### ACTIVITY
Consider the entries given below. Count the lines that include "kind" and give only the count.

Extracted data entries
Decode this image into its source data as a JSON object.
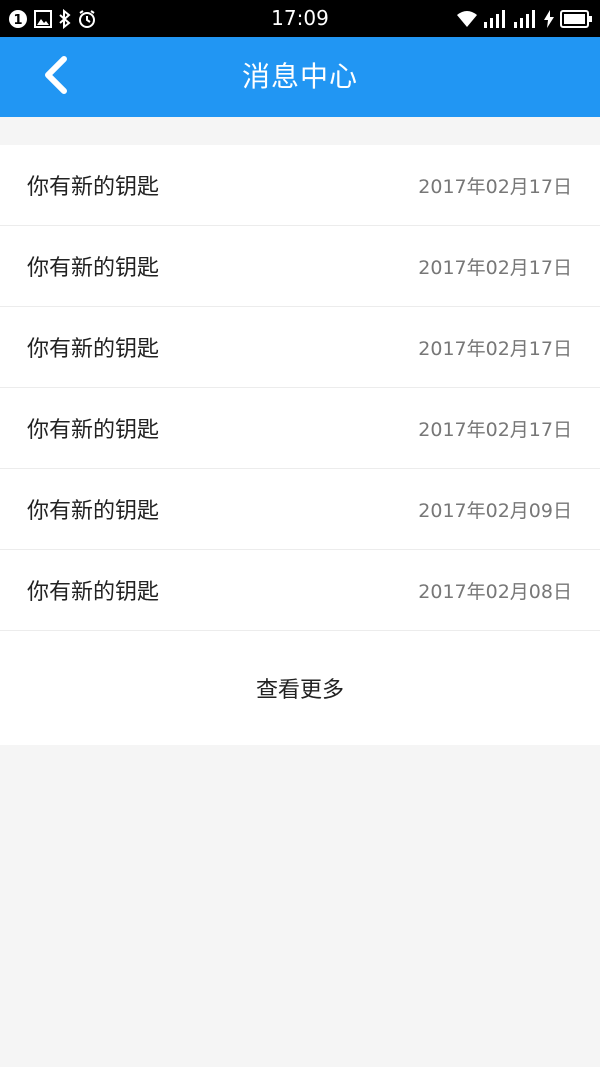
{
  "status_bar": {
    "time": "17:09",
    "left_icons": [
      "notification-count-icon",
      "image-icon",
      "bluetooth-icon",
      "alarm-icon"
    ],
    "right_icons": [
      "wifi-icon",
      "signal-icon",
      "signal-icon",
      "charging-icon",
      "battery-icon"
    ],
    "notification_count": "1"
  },
  "app_bar": {
    "title": "消息中心",
    "back_icon": "chevron-left-icon",
    "color": "#2196f3"
  },
  "messages": [
    {
      "title": "你有新的钥匙",
      "date": "2017年02月17日"
    },
    {
      "title": "你有新的钥匙",
      "date": "2017年02月17日"
    },
    {
      "title": "你有新的钥匙",
      "date": "2017年02月17日"
    },
    {
      "title": "你有新的钥匙",
      "date": "2017年02月17日"
    },
    {
      "title": "你有新的钥匙",
      "date": "2017年02月09日"
    },
    {
      "title": "你有新的钥匙",
      "date": "2017年02月08日"
    }
  ],
  "load_more_label": "查看更多"
}
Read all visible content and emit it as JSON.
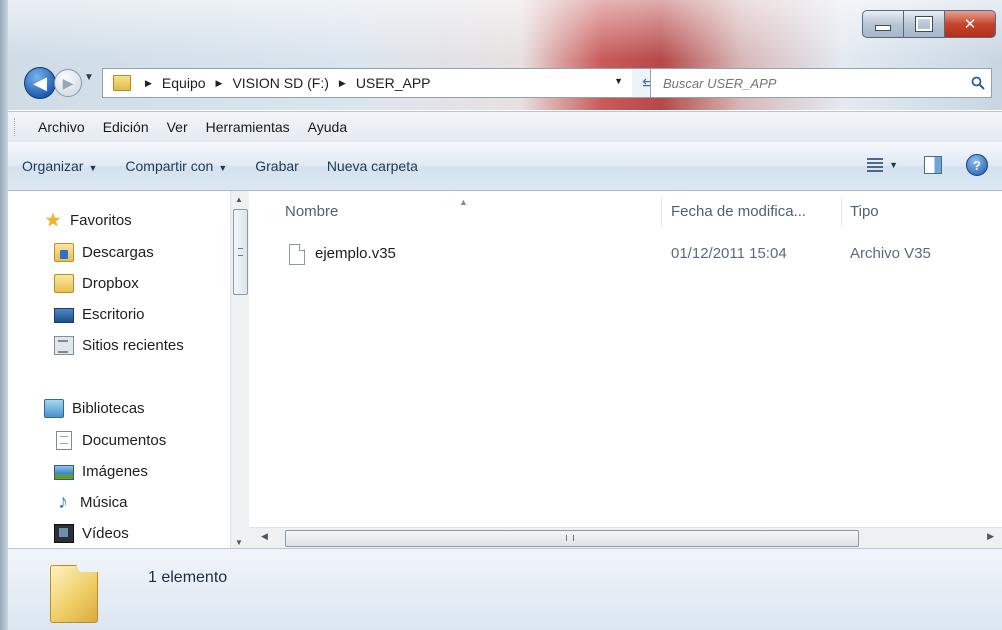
{
  "address": {
    "crumbs": [
      "Equipo",
      "VISION SD (F:)",
      "USER_APP"
    ]
  },
  "search": {
    "placeholder": "Buscar USER_APP"
  },
  "menu": [
    "Archivo",
    "Edición",
    "Ver",
    "Herramientas",
    "Ayuda"
  ],
  "commands": {
    "organize": "Organizar",
    "share": "Compartir con",
    "burn": "Grabar",
    "new_folder": "Nueva carpeta"
  },
  "nav": {
    "favorites": {
      "label": "Favoritos",
      "items": [
        "Descargas",
        "Dropbox",
        "Escritorio",
        "Sitios recientes"
      ]
    },
    "libraries": {
      "label": "Bibliotecas",
      "items": [
        "Documentos",
        "Imágenes",
        "Música",
        "Vídeos"
      ]
    }
  },
  "columns": {
    "name": "Nombre",
    "modified": "Fecha de modifica...",
    "type": "Tipo"
  },
  "files": [
    {
      "name": "ejemplo.v35",
      "modified": "01/12/2011 15:04",
      "type": "Archivo V35"
    }
  ],
  "status": {
    "count": "1 elemento"
  },
  "icons": {
    "back": "back-arrow-icon",
    "forward": "forward-arrow-icon",
    "search": "magnifier-icon",
    "help": "help-icon"
  }
}
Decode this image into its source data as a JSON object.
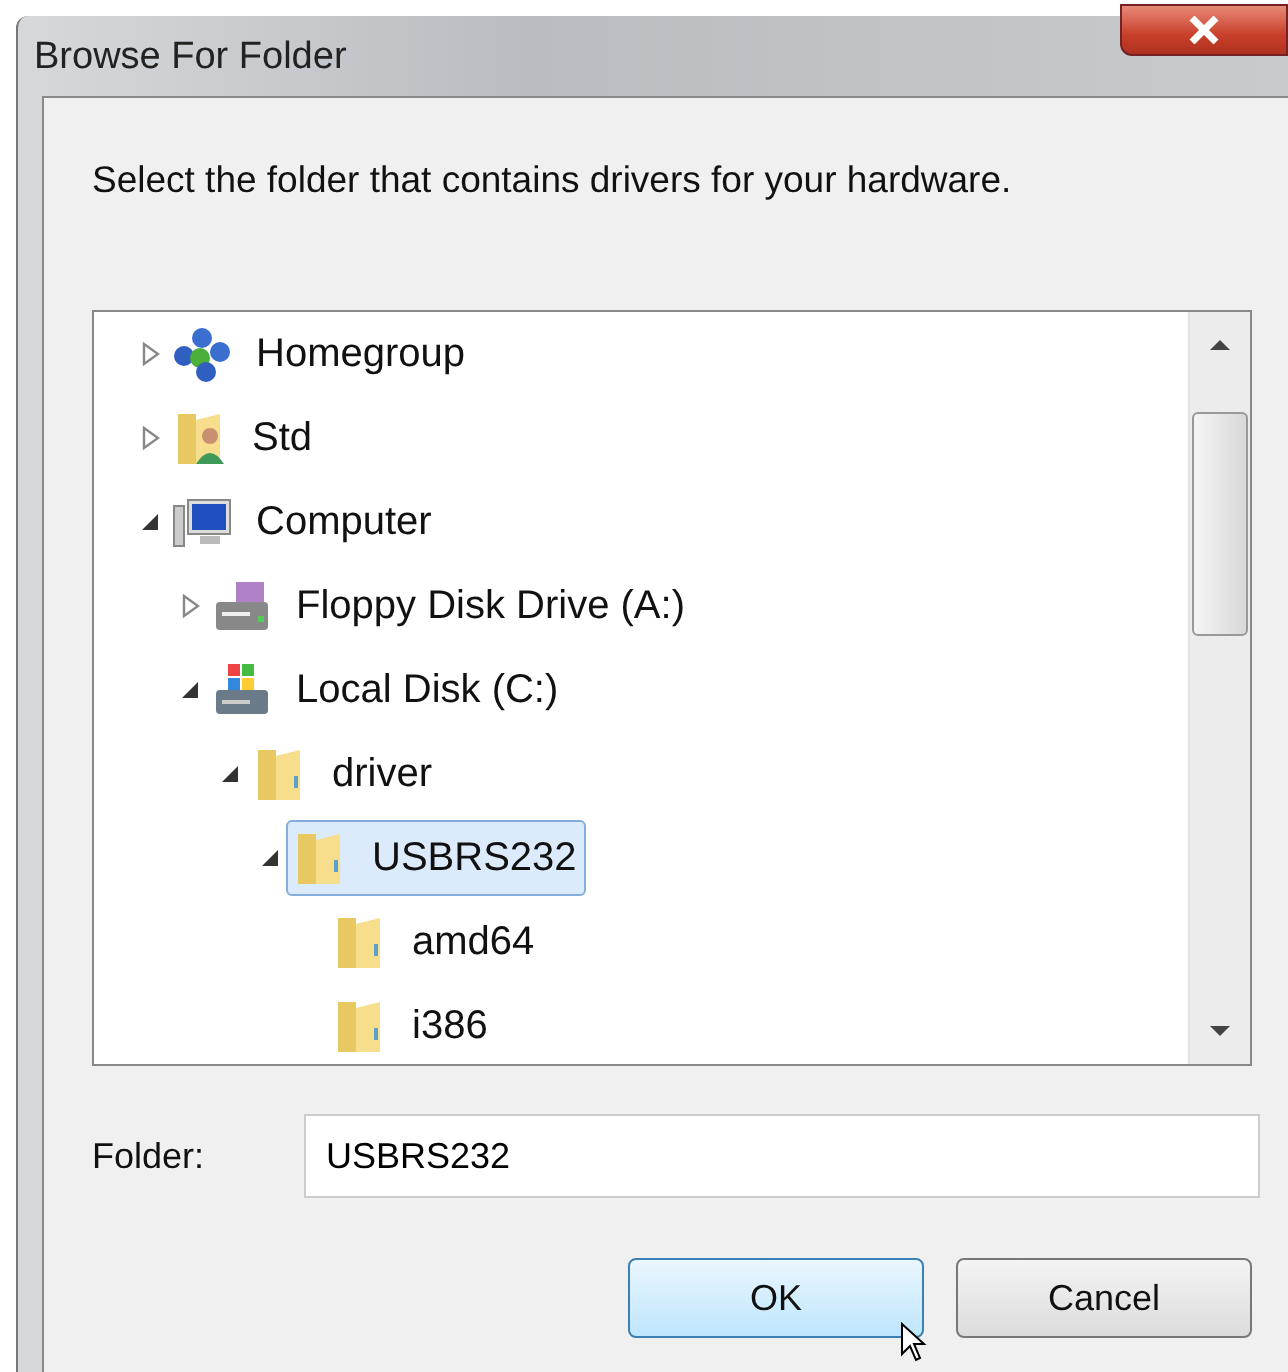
{
  "window": {
    "title": "Browse For Folder"
  },
  "instruction": "Select the folder that contains drivers for your hardware.",
  "tree": [
    {
      "label": "Homegroup",
      "kind": "homegroup",
      "expanded": false,
      "selected": false
    },
    {
      "label": "Std",
      "kind": "user-folder",
      "expanded": false,
      "selected": false
    },
    {
      "label": "Computer",
      "kind": "computer",
      "expanded": true,
      "selected": false,
      "children": [
        {
          "label": "Floppy Disk Drive (A:)",
          "kind": "floppy",
          "expanded": false,
          "selected": false
        },
        {
          "label": "Local Disk (C:)",
          "kind": "disk",
          "expanded": true,
          "selected": false,
          "children": [
            {
              "label": "driver",
              "kind": "folder",
              "expanded": true,
              "selected": false,
              "children": [
                {
                  "label": "USBRS232",
                  "kind": "folder",
                  "expanded": true,
                  "selected": true,
                  "children": [
                    {
                      "label": "amd64",
                      "kind": "folder",
                      "selected": false
                    },
                    {
                      "label": "i386",
                      "kind": "folder",
                      "selected": false
                    }
                  ]
                }
              ]
            }
          ]
        }
      ]
    }
  ],
  "folder": {
    "label": "Folder:",
    "value": "USBRS232"
  },
  "buttons": [
    {
      "label": "OK",
      "focused": true
    },
    {
      "label": "Cancel",
      "focused": false
    }
  ]
}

### ANSWER BOX
9